Geography is forever making connections over time and space. Geography is rooted in the ‘local’: where pupils can draw on their personal knowledge and experience as a starting point to think more deeply about where they live and how it connects to the wider world.
Our geography curriculum is knowledge-rich, allowing pupils to build a breadth of factual information about their local area whilst using investigative techniques and mapwork to develop a deeper understanding of their ‘home place’.
“The teacher plays a vital role in curriculum making, not least by recognising that geography is a subject that can enable students to better know and understand the world and their place in it.”
The Geographical Association
One of the biggest challenges in designing an authentic curriculum is that everyone has a different local area.
Oak’s units will build knowledge of a range of transferable fieldwork techniques, that can be used around the school grounds and in the surrounding area such as collecting and recording weather data, to help build pupils’ expertise.
However, ultimately it is for teachers to bring the learning to life by adding their own local area lens. You can use our resources as a framework to develop pupils’ knowledge of the landmarks, buildings and physical features of their unique local area.
We’d encourage you to further supplement Oak’s geography resources with locally-sourced materials such as maps, charts and photographs. In our curriculum, pupils will be encouraged to conduct their own investigations using reliable sources about their local geography developing a deeper connection with their immediate surroundings.
Planning and developing resources for teaching local geography can be time-consuming, especially when creating the materials from scratch.
Oak’s geography curriculum and resources can reduce workload by providing teachers with pre-designed materials that are high-quality and national curriculum aligned. This can save you time and effort, allowing you to focus on delivering effective instruction and motivating pupils in the learning process.
Adaptability and flexibility
While Oak’s geography curriculum provides resources, it also allows for flexibility in implementation. You can adapt the resources to meet the needs of your pupil in your school's context. This ensures that the curriculum is not a rigid set of rules but a framework that can be customised to suit the unique needs of each classroom.
This can involve incorporating local examples, inviting guest speakers from the local community, or organising field trips to explore local geography.
Taking proactive steps to ensure that local cultural perspectives are included gives opportunities for integrating diverse local voices, stories, and traditions into the curriculum. Inviting local experts, community members, or cultural representatives to share their knowledge and experiences with your pupils offers opportunities to highlight the diverse cultural heritage of the local geography and promote inclusivity.
You can also use the structure of Oak’s contrasting locality units to support with creating your own unit studying an alternative contrasting locality. By providing relevant photographic and written information for the chosen place, tasks such as looking at daily and school life for a child in the contrasting locality can remain.
Oak’s geography curriculum and resources can provide opportunities for professional development for teachers. Oak’s lesson videos support you in effectively implementing the curriculum in your classroom.
For example, watching an Oak subject expert explain complex ideas, such as the greenhouse effect or the water cycle, can provide you with a clear and comprehensive understanding of the concepts.
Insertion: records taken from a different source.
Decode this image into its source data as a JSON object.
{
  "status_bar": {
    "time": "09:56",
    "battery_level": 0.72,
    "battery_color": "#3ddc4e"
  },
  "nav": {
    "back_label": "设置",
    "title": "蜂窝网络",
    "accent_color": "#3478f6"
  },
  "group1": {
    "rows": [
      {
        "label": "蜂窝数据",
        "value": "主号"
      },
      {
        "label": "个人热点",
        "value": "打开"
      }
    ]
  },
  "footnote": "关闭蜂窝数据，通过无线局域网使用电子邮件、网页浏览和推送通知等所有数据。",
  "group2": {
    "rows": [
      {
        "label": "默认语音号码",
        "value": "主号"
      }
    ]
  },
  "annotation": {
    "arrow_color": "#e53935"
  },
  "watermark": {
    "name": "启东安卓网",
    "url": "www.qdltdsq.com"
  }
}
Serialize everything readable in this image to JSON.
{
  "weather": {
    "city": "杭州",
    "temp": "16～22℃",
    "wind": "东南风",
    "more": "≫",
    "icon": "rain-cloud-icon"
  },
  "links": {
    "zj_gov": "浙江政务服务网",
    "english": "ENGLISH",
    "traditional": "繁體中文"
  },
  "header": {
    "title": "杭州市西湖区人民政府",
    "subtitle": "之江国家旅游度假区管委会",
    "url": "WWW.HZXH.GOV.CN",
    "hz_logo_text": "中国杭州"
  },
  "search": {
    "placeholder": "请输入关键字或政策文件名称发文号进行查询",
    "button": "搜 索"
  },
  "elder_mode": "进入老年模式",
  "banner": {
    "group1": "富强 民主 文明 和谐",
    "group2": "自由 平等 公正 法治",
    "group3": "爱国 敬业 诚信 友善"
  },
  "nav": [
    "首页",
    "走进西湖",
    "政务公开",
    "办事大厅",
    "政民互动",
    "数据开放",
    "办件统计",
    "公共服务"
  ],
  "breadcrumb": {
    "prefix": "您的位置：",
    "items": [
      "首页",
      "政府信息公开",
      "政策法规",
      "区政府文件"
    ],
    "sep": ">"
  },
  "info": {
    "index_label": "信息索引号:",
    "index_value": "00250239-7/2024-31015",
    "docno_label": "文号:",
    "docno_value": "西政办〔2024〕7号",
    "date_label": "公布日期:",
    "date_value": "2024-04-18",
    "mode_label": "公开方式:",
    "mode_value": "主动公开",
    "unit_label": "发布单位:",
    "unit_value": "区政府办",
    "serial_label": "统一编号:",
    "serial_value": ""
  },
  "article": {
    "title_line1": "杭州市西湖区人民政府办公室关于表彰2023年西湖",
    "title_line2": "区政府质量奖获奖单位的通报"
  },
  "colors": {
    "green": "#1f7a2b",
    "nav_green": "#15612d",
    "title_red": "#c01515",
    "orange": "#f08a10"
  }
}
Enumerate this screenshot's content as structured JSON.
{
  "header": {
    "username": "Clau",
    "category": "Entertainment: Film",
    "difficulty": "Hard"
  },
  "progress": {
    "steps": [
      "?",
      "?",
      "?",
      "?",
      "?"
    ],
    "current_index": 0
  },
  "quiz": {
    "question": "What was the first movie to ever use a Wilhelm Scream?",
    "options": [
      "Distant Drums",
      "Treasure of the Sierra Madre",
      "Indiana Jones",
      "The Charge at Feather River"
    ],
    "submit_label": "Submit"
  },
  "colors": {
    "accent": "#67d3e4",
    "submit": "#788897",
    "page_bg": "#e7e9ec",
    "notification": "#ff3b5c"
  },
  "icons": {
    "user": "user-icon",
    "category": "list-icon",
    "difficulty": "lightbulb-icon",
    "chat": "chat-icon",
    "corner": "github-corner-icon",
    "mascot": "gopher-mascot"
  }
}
By observing an expert's explanations and demonstrations, you too can communicate these complex scientific concepts to your pupils. You can also collaborate with other educators in the local community to share resources and best practices.
In conclusion, Oak’s geography curriculum and resources can be a valuable tool for teachers when it comes to teaching local geography at the primary level. It provides authentic and consistent resources, saves time and effort, allows for flexibility, and offers opportunities for professional development.
By using Oak’s geography curriculum and resources, teachers can help pupils develop a deeper understanding of their local geography, connect with their immediate environment, and develop a global perspective.
So, let's embrace the power of Oak’s geography curriculum and make geography come alive in our classrooms!
Get updates on our new geography curriculum